Material for this exercise
● ● ● ● ●
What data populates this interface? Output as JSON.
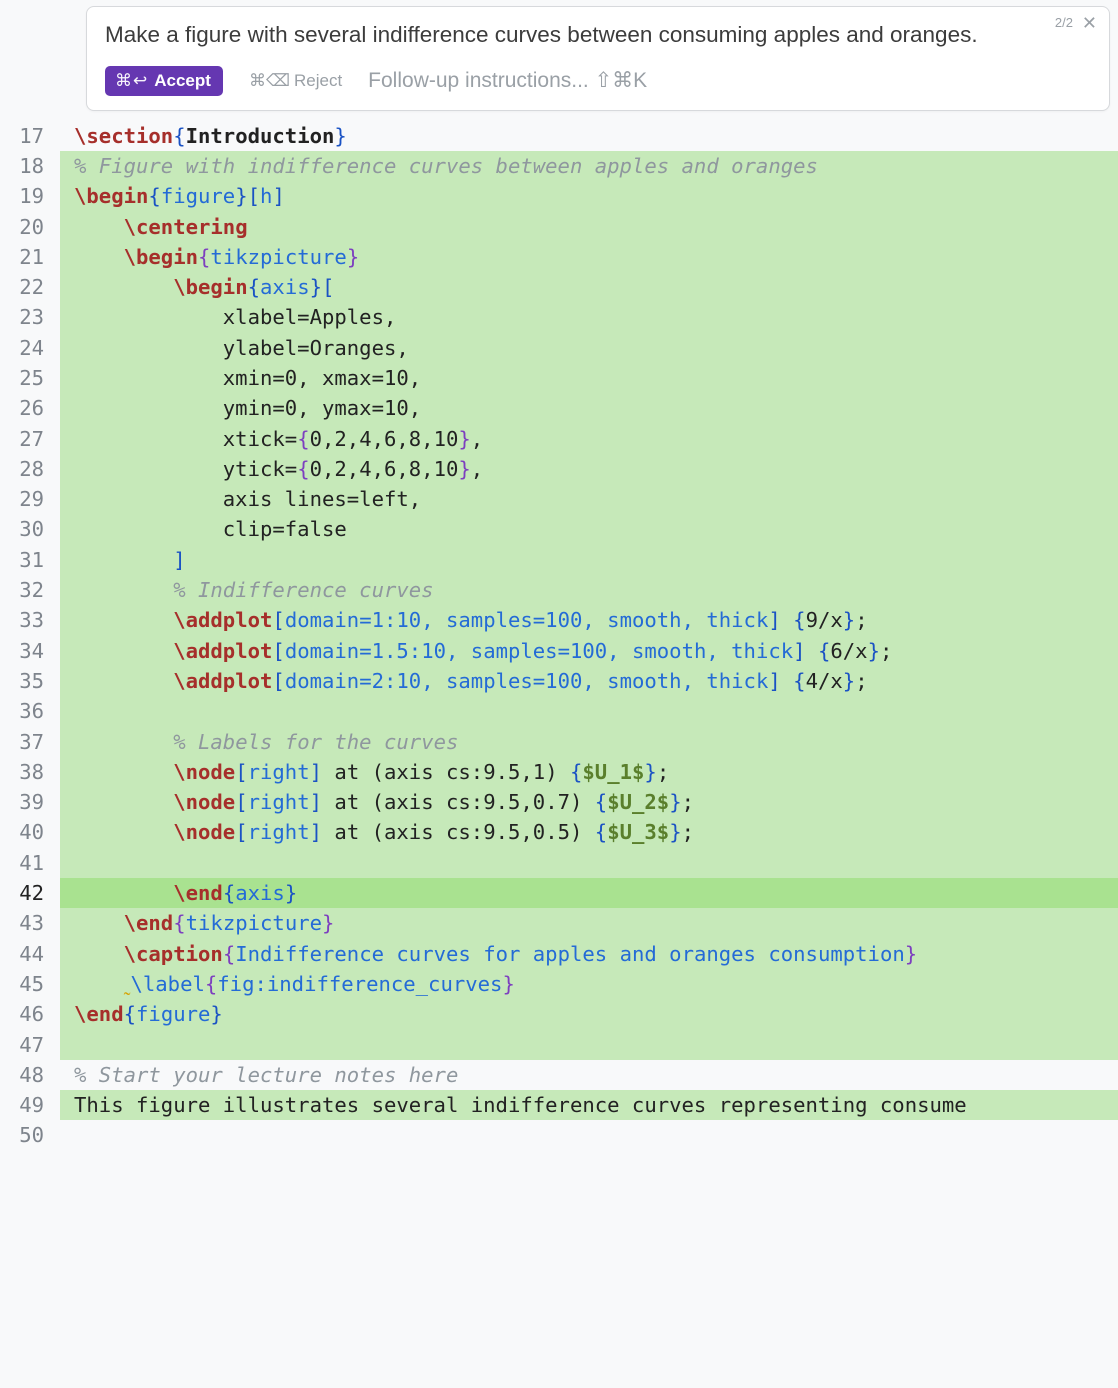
{
  "sugg": {
    "counter": "2/2",
    "prompt": "Make a figure with several indifference curves between consuming apples and oranges.",
    "accept_kb": "⌘↩",
    "accept": "Accept",
    "reject_kb": "⌘⌫",
    "reject": "Reject",
    "followup": "Follow-up instructions... ⇧⌘K"
  },
  "lines": [
    {
      "n": "17",
      "hl": "",
      "seg": [
        [
          "cmd",
          "\\section"
        ],
        [
          "bl",
          "{"
        ],
        [
          "argb",
          "Introduction"
        ],
        [
          "bl",
          "}"
        ]
      ]
    },
    {
      "n": "18",
      "hl": "hl",
      "seg": [
        [
          "comment",
          "% Figure with indifference curves between apples and oranges"
        ]
      ]
    },
    {
      "n": "19",
      "hl": "hl",
      "seg": [
        [
          "cmd",
          "\\begin"
        ],
        [
          "bl",
          "{"
        ],
        [
          "arg",
          "figure"
        ],
        [
          "bl",
          "}"
        ],
        [
          "bl",
          "["
        ],
        [
          "arg",
          "h"
        ],
        [
          "bl",
          "]"
        ]
      ]
    },
    {
      "n": "20",
      "hl": "hl",
      "seg": [
        [
          "plain",
          "    "
        ],
        [
          "cmd",
          "\\centering"
        ]
      ]
    },
    {
      "n": "21",
      "hl": "hl",
      "seg": [
        [
          "plain",
          "    "
        ],
        [
          "cmd",
          "\\begin"
        ],
        [
          "pr",
          "{"
        ],
        [
          "arg",
          "tikzpicture"
        ],
        [
          "pr",
          "}"
        ]
      ]
    },
    {
      "n": "22",
      "hl": "hl",
      "seg": [
        [
          "plain",
          "        "
        ],
        [
          "cmd",
          "\\begin"
        ],
        [
          "bl",
          "{"
        ],
        [
          "arg",
          "axis"
        ],
        [
          "bl",
          "}"
        ],
        [
          "bl",
          "["
        ]
      ]
    },
    {
      "n": "23",
      "hl": "hl",
      "seg": [
        [
          "plain",
          "            xlabel=Apples,"
        ]
      ]
    },
    {
      "n": "24",
      "hl": "hl",
      "seg": [
        [
          "plain",
          "            ylabel=Oranges,"
        ]
      ]
    },
    {
      "n": "25",
      "hl": "hl",
      "seg": [
        [
          "plain",
          "            xmin=0, xmax=10,"
        ]
      ]
    },
    {
      "n": "26",
      "hl": "hl",
      "seg": [
        [
          "plain",
          "            ymin=0, ymax=10,"
        ]
      ]
    },
    {
      "n": "27",
      "hl": "hl",
      "seg": [
        [
          "plain",
          "            xtick="
        ],
        [
          "pr",
          "{"
        ],
        [
          "plain",
          "0,2,4,6,8,10"
        ],
        [
          "pr",
          "}"
        ],
        [
          "plain",
          ","
        ]
      ]
    },
    {
      "n": "28",
      "hl": "hl",
      "seg": [
        [
          "plain",
          "            ytick="
        ],
        [
          "pr",
          "{"
        ],
        [
          "plain",
          "0,2,4,6,8,10"
        ],
        [
          "pr",
          "}"
        ],
        [
          "plain",
          ","
        ]
      ]
    },
    {
      "n": "29",
      "hl": "hl",
      "seg": [
        [
          "plain",
          "            axis lines=left,"
        ]
      ]
    },
    {
      "n": "30",
      "hl": "hl",
      "seg": [
        [
          "plain",
          "            clip=false"
        ]
      ]
    },
    {
      "n": "31",
      "hl": "hl",
      "seg": [
        [
          "plain",
          "        "
        ],
        [
          "bl",
          "]"
        ]
      ]
    },
    {
      "n": "32",
      "hl": "hl",
      "seg": [
        [
          "plain",
          "        "
        ],
        [
          "comment",
          "% Indifference curves"
        ]
      ]
    },
    {
      "n": "33",
      "hl": "hl",
      "seg": [
        [
          "plain",
          "        "
        ],
        [
          "cmd",
          "\\addplot"
        ],
        [
          "bl",
          "["
        ],
        [
          "arg",
          "domain=1:10, samples=100, smooth, thick"
        ],
        [
          "bl",
          "]"
        ],
        [
          "plain",
          " "
        ],
        [
          "bl",
          "{"
        ],
        [
          "plain",
          "9/x"
        ],
        [
          "bl",
          "}"
        ],
        [
          "plain",
          ";"
        ]
      ]
    },
    {
      "n": "34",
      "hl": "hl",
      "seg": [
        [
          "plain",
          "        "
        ],
        [
          "cmd",
          "\\addplot"
        ],
        [
          "bl",
          "["
        ],
        [
          "arg",
          "domain=1.5:10, samples=100, smooth, thick"
        ],
        [
          "bl",
          "]"
        ],
        [
          "plain",
          " "
        ],
        [
          "bl",
          "{"
        ],
        [
          "plain",
          "6/x"
        ],
        [
          "bl",
          "}"
        ],
        [
          "plain",
          ";"
        ]
      ]
    },
    {
      "n": "35",
      "hl": "hl",
      "seg": [
        [
          "plain",
          "        "
        ],
        [
          "cmd",
          "\\addplot"
        ],
        [
          "bl",
          "["
        ],
        [
          "arg",
          "domain=2:10, samples=100, smooth, thick"
        ],
        [
          "bl",
          "]"
        ],
        [
          "plain",
          " "
        ],
        [
          "bl",
          "{"
        ],
        [
          "plain",
          "4/x"
        ],
        [
          "bl",
          "}"
        ],
        [
          "plain",
          ";"
        ]
      ]
    },
    {
      "n": "36",
      "hl": "hl",
      "seg": [
        [
          "plain",
          ""
        ]
      ]
    },
    {
      "n": "37",
      "hl": "hl",
      "seg": [
        [
          "plain",
          "        "
        ],
        [
          "comment",
          "% Labels for the curves"
        ]
      ]
    },
    {
      "n": "38",
      "hl": "hl",
      "seg": [
        [
          "plain",
          "        "
        ],
        [
          "cmd",
          "\\node"
        ],
        [
          "bl",
          "["
        ],
        [
          "arg",
          "right"
        ],
        [
          "bl",
          "]"
        ],
        [
          "plain",
          " at (axis cs:9.5,1) "
        ],
        [
          "bl",
          "{"
        ],
        [
          "str",
          "$U_1$"
        ],
        [
          "bl",
          "}"
        ],
        [
          "plain",
          ";"
        ]
      ]
    },
    {
      "n": "39",
      "hl": "hl",
      "seg": [
        [
          "plain",
          "        "
        ],
        [
          "cmd",
          "\\node"
        ],
        [
          "bl",
          "["
        ],
        [
          "arg",
          "right"
        ],
        [
          "bl",
          "]"
        ],
        [
          "plain",
          " at (axis cs:9.5,0.7) "
        ],
        [
          "bl",
          "{"
        ],
        [
          "str",
          "$U_2$"
        ],
        [
          "bl",
          "}"
        ],
        [
          "plain",
          ";"
        ]
      ]
    },
    {
      "n": "40",
      "hl": "hl",
      "seg": [
        [
          "plain",
          "        "
        ],
        [
          "cmd",
          "\\node"
        ],
        [
          "bl",
          "["
        ],
        [
          "arg",
          "right"
        ],
        [
          "bl",
          "]"
        ],
        [
          "plain",
          " at (axis cs:9.5,0.5) "
        ],
        [
          "bl",
          "{"
        ],
        [
          "str",
          "$U_3$"
        ],
        [
          "bl",
          "}"
        ],
        [
          "plain",
          ";"
        ]
      ]
    },
    {
      "n": "41",
      "hl": "hl",
      "seg": [
        [
          "plain",
          ""
        ]
      ]
    },
    {
      "n": "42",
      "hl": "hl2",
      "cur": true,
      "seg": [
        [
          "plain",
          "        "
        ],
        [
          "cmd",
          "\\end"
        ],
        [
          "bl",
          "{"
        ],
        [
          "arg",
          "axis"
        ],
        [
          "bl",
          "}"
        ]
      ]
    },
    {
      "n": "43",
      "hl": "hl",
      "seg": [
        [
          "plain",
          "    "
        ],
        [
          "cmd",
          "\\end"
        ],
        [
          "pr",
          "{"
        ],
        [
          "arg",
          "tikzpicture"
        ],
        [
          "pr",
          "}"
        ]
      ]
    },
    {
      "n": "44",
      "hl": "hl",
      "seg": [
        [
          "plain",
          "    "
        ],
        [
          "cmd",
          "\\caption"
        ],
        [
          "pr",
          "{"
        ],
        [
          "arg",
          "Indifference curves for apples and oranges consumption"
        ],
        [
          "pr",
          "}"
        ]
      ]
    },
    {
      "n": "45",
      "hl": "hl",
      "seg": [
        [
          "plain",
          "    "
        ],
        [
          "warn",
          "˷"
        ],
        [
          "labelcmd",
          "\\label"
        ],
        [
          "pr",
          "{"
        ],
        [
          "arg",
          "fig:indifference_curves"
        ],
        [
          "pr",
          "}"
        ]
      ]
    },
    {
      "n": "46",
      "hl": "hl",
      "seg": [
        [
          "cmd",
          "\\end"
        ],
        [
          "bl",
          "{"
        ],
        [
          "arg",
          "figure"
        ],
        [
          "bl",
          "}"
        ]
      ]
    },
    {
      "n": "47",
      "hl": "hl",
      "seg": [
        [
          "plain",
          ""
        ]
      ]
    },
    {
      "n": "48",
      "hl": "",
      "seg": [
        [
          "comment",
          "% Start your lecture notes here"
        ]
      ]
    },
    {
      "n": "49",
      "hl": "hl",
      "seg": [
        [
          "plain",
          "This figure illustrates several indifference curves representing consume"
        ]
      ]
    },
    {
      "n": "50",
      "hl": "",
      "seg": [
        [
          "plain",
          ""
        ]
      ]
    }
  ]
}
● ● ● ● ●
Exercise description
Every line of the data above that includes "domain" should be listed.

Task solution
          "domain=1:10, samples=100, smooth, thick"
          "domain=1.5:10, samples=100, smooth, thick"
          "domain=2:10, samples=100, smooth, thick"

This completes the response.